*** Material for the task Section Begins ***
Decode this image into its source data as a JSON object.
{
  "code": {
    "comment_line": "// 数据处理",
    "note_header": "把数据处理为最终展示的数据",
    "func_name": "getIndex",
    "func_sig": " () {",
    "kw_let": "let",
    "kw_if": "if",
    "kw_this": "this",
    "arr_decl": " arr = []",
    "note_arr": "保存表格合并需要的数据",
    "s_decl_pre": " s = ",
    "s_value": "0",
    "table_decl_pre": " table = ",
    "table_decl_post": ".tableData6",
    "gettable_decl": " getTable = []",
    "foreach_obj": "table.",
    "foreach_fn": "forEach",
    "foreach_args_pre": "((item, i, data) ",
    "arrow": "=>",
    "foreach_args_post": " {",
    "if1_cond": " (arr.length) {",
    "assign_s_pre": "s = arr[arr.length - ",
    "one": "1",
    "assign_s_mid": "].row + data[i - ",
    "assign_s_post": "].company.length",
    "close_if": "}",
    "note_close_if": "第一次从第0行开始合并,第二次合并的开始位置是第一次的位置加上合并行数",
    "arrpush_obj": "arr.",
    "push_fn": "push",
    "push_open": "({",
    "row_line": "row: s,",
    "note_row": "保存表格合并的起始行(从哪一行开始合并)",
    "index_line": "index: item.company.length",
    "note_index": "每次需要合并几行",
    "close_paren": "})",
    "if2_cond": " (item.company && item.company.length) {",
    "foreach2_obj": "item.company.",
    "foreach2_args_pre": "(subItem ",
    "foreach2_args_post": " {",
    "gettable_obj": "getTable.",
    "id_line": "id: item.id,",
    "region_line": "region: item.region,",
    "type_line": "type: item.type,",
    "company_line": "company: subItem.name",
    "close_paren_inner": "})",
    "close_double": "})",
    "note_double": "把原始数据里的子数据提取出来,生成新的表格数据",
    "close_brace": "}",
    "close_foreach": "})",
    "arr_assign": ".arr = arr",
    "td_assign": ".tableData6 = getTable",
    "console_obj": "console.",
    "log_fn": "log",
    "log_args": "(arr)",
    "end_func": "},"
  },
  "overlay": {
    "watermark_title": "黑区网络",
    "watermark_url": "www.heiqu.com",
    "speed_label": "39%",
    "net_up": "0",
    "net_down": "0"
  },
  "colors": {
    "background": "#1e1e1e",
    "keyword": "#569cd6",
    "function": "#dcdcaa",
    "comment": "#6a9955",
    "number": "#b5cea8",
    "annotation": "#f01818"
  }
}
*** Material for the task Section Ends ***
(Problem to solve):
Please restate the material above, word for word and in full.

(Task response):
Decode this image into its source data as a JSON object.
{
  "code": {
    "comment_line": "// 数据处理",
    "note_header": "把数据处理为最终展示的数据",
    "func_name": "getIndex",
    "func_sig": " () {",
    "kw_let": "let",
    "kw_if": "if",
    "kw_this": "this",
    "arr_decl": " arr = []",
    "note_arr": "保存表格合并需要的数据",
    "s_decl_pre": " s = ",
    "s_value": "0",
    "table_decl_pre": " table = ",
    "table_decl_post": ".tableData6",
    "gettable_decl": " getTable = []",
    "foreach_obj": "table.",
    "foreach_fn": "forEach",
    "foreach_args_pre": "((item, i, data) ",
    "arrow": "=>",
    "foreach_args_post": " {",
    "if1_cond": " (arr.length) {",
    "assign_s_pre": "s = arr[arr.length - ",
    "one": "1",
    "assign_s_mid": "].row + data[i - ",
    "assign_s_post": "].company.length",
    "close_if": "}",
    "note_close_if": "第一次从第0行开始合并,第二次合并的开始位置是第一次的位置加上合并行数",
    "arrpush_obj": "arr.",
    "push_fn": "push",
    "push_open": "({",
    "row_line": "row: s,",
    "note_row": "保存表格合并的起始行(从哪一行开始合并)",
    "index_line": "index: item.company.length",
    "note_index": "每次需要合并几行",
    "close_paren": "})",
    "if2_cond": " (item.company && item.company.length) {",
    "foreach2_obj": "item.company.",
    "foreach2_args_pre": "(subItem ",
    "foreach2_args_post": " {",
    "gettable_obj": "getTable.",
    "id_line": "id: item.id,",
    "region_line": "region: item.region,",
    "type_line": "type: item.type,",
    "company_line": "company: subItem.name",
    "close_paren_inner": "})",
    "close_double": "})",
    "note_double": "把原始数据里的子数据提取出来,生成新的表格数据",
    "close_brace": "}",
    "close_foreach": "})",
    "arr_assign": ".arr = arr",
    "td_assign": ".tableData6 = getTable",
    "console_obj": "console.",
    "log_fn": "log",
    "log_args": "(arr)",
    "end_func": "},"
  },
  "overlay": {
    "watermark_title": "黑区网络",
    "watermark_url": "www.heiqu.com",
    "speed_label": "39%",
    "net_up": "0",
    "net_down": "0"
  },
  "colors": {
    "background": "#1e1e1e",
    "keyword": "#569cd6",
    "function": "#dcdcaa",
    "comment": "#6a9955",
    "number": "#b5cea8",
    "annotation": "#f01818"
  }
}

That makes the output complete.